* **Task to complete**
Would you output each record exactly as it stands?

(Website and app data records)

—————

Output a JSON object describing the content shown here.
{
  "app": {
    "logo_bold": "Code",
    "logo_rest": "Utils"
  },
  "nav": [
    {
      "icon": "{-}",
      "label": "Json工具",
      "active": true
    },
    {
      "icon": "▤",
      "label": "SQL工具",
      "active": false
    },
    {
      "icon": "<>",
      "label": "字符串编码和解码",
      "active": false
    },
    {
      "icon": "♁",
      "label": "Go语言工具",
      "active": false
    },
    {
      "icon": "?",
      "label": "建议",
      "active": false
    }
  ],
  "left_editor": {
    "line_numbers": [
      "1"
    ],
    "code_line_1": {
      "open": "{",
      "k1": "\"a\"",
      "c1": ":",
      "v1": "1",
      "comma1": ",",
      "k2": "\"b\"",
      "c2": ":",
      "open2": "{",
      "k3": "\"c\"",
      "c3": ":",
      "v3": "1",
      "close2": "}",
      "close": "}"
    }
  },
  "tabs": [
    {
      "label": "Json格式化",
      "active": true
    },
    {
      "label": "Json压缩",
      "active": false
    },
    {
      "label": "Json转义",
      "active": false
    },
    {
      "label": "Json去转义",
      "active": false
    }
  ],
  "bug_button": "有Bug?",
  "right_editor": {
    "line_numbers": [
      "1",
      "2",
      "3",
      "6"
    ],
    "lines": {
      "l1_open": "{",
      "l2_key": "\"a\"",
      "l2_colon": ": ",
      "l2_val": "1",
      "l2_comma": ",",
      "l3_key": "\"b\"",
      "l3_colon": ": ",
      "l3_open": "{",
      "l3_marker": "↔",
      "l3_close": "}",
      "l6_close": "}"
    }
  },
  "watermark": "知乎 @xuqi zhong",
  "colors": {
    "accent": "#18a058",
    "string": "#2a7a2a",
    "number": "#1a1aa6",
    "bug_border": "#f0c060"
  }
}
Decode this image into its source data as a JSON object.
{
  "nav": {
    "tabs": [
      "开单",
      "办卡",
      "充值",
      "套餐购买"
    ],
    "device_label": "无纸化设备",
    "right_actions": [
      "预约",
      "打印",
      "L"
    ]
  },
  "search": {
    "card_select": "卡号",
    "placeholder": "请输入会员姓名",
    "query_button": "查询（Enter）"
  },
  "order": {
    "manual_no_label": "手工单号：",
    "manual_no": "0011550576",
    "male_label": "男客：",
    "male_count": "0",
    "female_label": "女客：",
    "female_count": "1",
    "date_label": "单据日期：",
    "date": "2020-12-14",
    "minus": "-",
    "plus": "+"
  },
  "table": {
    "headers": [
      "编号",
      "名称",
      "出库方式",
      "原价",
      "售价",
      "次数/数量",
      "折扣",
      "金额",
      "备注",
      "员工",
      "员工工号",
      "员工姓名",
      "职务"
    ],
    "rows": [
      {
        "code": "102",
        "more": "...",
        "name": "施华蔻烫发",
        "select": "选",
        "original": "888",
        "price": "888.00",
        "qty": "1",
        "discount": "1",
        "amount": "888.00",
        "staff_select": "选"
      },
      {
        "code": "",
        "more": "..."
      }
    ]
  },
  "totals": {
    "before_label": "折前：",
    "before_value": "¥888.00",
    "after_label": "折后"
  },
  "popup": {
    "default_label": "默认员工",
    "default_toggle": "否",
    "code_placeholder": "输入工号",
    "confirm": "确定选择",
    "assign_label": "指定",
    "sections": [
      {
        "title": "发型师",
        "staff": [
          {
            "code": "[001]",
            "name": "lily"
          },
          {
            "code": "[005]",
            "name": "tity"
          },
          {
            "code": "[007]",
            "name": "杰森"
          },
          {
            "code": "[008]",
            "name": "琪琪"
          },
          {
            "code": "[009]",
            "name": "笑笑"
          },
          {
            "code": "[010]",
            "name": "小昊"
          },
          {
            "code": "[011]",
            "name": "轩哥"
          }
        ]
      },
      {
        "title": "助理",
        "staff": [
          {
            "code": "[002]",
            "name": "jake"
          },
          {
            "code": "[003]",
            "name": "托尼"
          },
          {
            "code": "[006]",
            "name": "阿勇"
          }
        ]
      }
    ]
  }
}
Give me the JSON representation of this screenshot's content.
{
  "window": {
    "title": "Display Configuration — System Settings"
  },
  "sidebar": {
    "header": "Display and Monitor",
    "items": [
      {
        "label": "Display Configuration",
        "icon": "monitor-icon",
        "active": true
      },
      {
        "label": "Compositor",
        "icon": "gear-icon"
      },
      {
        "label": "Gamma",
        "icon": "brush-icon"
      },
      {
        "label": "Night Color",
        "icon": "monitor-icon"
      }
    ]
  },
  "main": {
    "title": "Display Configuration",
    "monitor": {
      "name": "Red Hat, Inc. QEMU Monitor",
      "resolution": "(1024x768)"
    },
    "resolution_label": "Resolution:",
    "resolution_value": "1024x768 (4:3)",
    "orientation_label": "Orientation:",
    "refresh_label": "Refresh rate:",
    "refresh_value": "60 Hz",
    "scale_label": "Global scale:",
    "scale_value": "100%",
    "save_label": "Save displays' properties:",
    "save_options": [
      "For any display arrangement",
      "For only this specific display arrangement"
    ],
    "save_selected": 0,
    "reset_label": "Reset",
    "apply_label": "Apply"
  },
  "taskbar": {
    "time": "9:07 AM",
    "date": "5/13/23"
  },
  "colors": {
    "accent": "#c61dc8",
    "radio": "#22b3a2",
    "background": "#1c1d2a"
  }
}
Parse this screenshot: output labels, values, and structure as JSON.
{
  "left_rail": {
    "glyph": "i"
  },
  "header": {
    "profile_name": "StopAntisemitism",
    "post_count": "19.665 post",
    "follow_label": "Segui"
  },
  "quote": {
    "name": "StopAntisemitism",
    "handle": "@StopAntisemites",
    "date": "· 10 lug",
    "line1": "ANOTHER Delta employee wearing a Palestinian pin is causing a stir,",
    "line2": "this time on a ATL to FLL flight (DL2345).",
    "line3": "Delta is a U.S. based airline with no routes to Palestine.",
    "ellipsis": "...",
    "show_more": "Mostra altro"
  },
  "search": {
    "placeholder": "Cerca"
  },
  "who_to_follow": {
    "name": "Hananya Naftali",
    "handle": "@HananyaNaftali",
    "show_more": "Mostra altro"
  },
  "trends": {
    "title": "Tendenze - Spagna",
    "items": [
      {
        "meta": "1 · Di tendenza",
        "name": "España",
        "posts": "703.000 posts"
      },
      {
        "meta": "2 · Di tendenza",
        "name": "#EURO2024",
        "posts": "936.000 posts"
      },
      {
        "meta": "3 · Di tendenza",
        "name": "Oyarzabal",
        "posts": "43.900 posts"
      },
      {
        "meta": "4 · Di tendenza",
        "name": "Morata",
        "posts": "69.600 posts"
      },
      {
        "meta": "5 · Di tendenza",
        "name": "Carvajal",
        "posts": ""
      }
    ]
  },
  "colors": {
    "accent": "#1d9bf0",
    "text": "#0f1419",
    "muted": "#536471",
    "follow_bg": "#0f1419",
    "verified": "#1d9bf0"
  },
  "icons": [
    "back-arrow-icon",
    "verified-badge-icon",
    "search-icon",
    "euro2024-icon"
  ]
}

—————

* **Output of the exercise**
Output a JSON object describing the content shown here.
{
  "app": {
    "logo_bold": "Code",
    "logo_rest": "Utils"
  },
  "nav": [
    {
      "icon": "{-}",
      "label": "Json工具",
      "active": true
    },
    {
      "icon": "▤",
      "label": "SQL工具",
      "active": false
    },
    {
      "icon": "<>",
      "label": "字符串编码和解码",
      "active": false
    },
    {
      "icon": "♁",
      "label": "Go语言工具",
      "active": false
    },
    {
      "icon": "?",
      "label": "建议",
      "active": false
    }
  ],
  "left_editor": {
    "line_numbers": [
      "1"
    ],
    "code_line_1": {
      "open": "{",
      "k1": "\"a\"",
      "c1": ":",
      "v1": "1",
      "comma1": ",",
      "k2": "\"b\"",
      "c2": ":",
      "open2": "{",
      "k3": "\"c\"",
      "c3": ":",
      "v3": "1",
      "close2": "}",
      "close": "}"
    }
  },
  "tabs": [
    {
      "label": "Json格式化",
      "active": true
    },
    {
      "label": "Json压缩",
      "active": false
    },
    {
      "label": "Json转义",
      "active": false
    },
    {
      "label": "Json去转义",
      "active": false
    }
  ],
  "bug_button": "有Bug?",
  "right_editor": {
    "line_numbers": [
      "1",
      "2",
      "3",
      "6"
    ],
    "lines": {
      "l1_open": "{",
      "l2_key": "\"a\"",
      "l2_colon": ": ",
      "l2_val": "1",
      "l2_comma": ",",
      "l3_key": "\"b\"",
      "l3_colon": ": ",
      "l3_open": "{",
      "l3_marker": "↔",
      "l3_close": "}",
      "l6_close": "}"
    }
  },
  "watermark": "知乎 @xuqi zhong",
  "colors": {
    "accent": "#18a058",
    "string": "#2a7a2a",
    "number": "#1a1aa6",
    "bug_border": "#f0c060"
  }
}
Decode this image into its source data as a JSON object.
{
  "nav": {
    "tabs": [
      "开单",
      "办卡",
      "充值",
      "套餐购买"
    ],
    "device_label": "无纸化设备",
    "right_actions": [
      "预约",
      "打印",
      "L"
    ]
  },
  "search": {
    "card_select": "卡号",
    "placeholder": "请输入会员姓名",
    "query_button": "查询（Enter）"
  },
  "order": {
    "manual_no_label": "手工单号：",
    "manual_no": "0011550576",
    "male_label": "男客：",
    "male_count": "0",
    "female_label": "女客：",
    "female_count": "1",
    "date_label": "单据日期：",
    "date": "2020-12-14",
    "minus": "-",
    "plus": "+"
  },
  "table": {
    "headers": [
      "编号",
      "名称",
      "出库方式",
      "原价",
      "售价",
      "次数/数量",
      "折扣",
      "金额",
      "备注",
      "员工",
      "员工工号",
      "员工姓名",
      "职务"
    ],
    "rows": [
      {
        "code": "102",
        "more": "...",
        "name": "施华蔻烫发",
        "select": "选",
        "original": "888",
        "price": "888.00",
        "qty": "1",
        "discount": "1",
        "amount": "888.00",
        "staff_select": "选"
      },
      {
        "code": "",
        "more": "..."
      }
    ]
  },
  "totals": {
    "before_label": "折前：",
    "before_value": "¥888.00",
    "after_label": "折后"
  },
  "popup": {
    "default_label": "默认员工",
    "default_toggle": "否",
    "code_placeholder": "输入工号",
    "confirm": "确定选择",
    "assign_label": "指定",
    "sections": [
      {
        "title": "发型师",
        "staff": [
          {
            "code": "[001]",
            "name": "lily"
          },
          {
            "code": "[005]",
            "name": "tity"
          },
          {
            "code": "[007]",
            "name": "杰森"
          },
          {
            "code": "[008]",
            "name": "琪琪"
          },
          {
            "code": "[009]",
            "name": "笑笑"
          },
          {
            "code": "[010]",
            "name": "小昊"
          },
          {
            "code": "[011]",
            "name": "轩哥"
          }
        ]
      },
      {
        "title": "助理",
        "staff": [
          {
            "code": "[002]",
            "name": "jake"
          },
          {
            "code": "[003]",
            "name": "托尼"
          },
          {
            "code": "[006]",
            "name": "阿勇"
          }
        ]
      }
    ]
  }
}
Give me the JSON representation of this screenshot's content.
{
  "window": {
    "title": "Display Configuration — System Settings"
  },
  "sidebar": {
    "header": "Display and Monitor",
    "items": [
      {
        "label": "Display Configuration",
        "icon": "monitor-icon",
        "active": true
      },
      {
        "label": "Compositor",
        "icon": "gear-icon"
      },
      {
        "label": "Gamma",
        "icon": "brush-icon"
      },
      {
        "label": "Night Color",
        "icon": "monitor-icon"
      }
    ]
  },
  "main": {
    "title": "Display Configuration",
    "monitor": {
      "name": "Red Hat, Inc. QEMU Monitor",
      "resolution": "(1024x768)"
    },
    "resolution_label": "Resolution:",
    "resolution_value": "1024x768 (4:3)",
    "orientation_label": "Orientation:",
    "refresh_label": "Refresh rate:",
    "refresh_value": "60 Hz",
    "scale_label": "Global scale:",
    "scale_value": "100%",
    "save_label": "Save displays' properties:",
    "save_options": [
      "For any display arrangement",
      "For only this specific display arrangement"
    ],
    "save_selected": 0,
    "reset_label": "Reset",
    "apply_label": "Apply"
  },
  "taskbar": {
    "time": "9:07 AM",
    "date": "5/13/23"
  },
  "colors": {
    "accent": "#c61dc8",
    "radio": "#22b3a2",
    "background": "#1c1d2a"
  }
}
Parse this screenshot: output labels, values, and structure as JSON.
{
  "left_rail": {
    "glyph": "i"
  },
  "header": {
    "profile_name": "StopAntisemitism",
    "post_count": "19.665 post",
    "follow_label": "Segui"
  },
  "quote": {
    "name": "StopAntisemitism",
    "handle": "@StopAntisemites",
    "date": "· 10 lug",
    "line1": "ANOTHER Delta employee wearing a Palestinian pin is causing a stir,",
    "line2": "this time on a ATL to FLL flight (DL2345).",
    "line3": "Delta is a U.S. based airline with no routes to Palestine.",
    "ellipsis": "...",
    "show_more": "Mostra altro"
  },
  "search": {
    "placeholder": "Cerca"
  },
  "who_to_follow": {
    "name": "Hananya Naftali",
    "handle": "@HananyaNaftali",
    "show_more": "Mostra altro"
  },
  "trends": {
    "title": "Tendenze - Spagna",
    "items": [
      {
        "meta": "1 · Di tendenza",
        "name": "España",
        "posts": "703.000 posts"
      },
      {
        "meta": "2 · Di tendenza",
        "name": "#EURO2024",
        "posts": "936.000 posts"
      },
      {
        "meta": "3 · Di tendenza",
        "name": "Oyarzabal",
        "posts": "43.900 posts"
      },
      {
        "meta": "4 · Di tendenza",
        "name": "Morata",
        "posts": "69.600 posts"
      },
      {
        "meta": "5 · Di tendenza",
        "name": "Carvajal",
        "posts": ""
      }
    ]
  },
  "colors": {
    "accent": "#1d9bf0",
    "text": "#0f1419",
    "muted": "#536471",
    "follow_bg": "#0f1419",
    "verified": "#1d9bf0"
  },
  "icons": [
    "back-arrow-icon",
    "verified-badge-icon",
    "search-icon",
    "euro2024-icon"
  ]
}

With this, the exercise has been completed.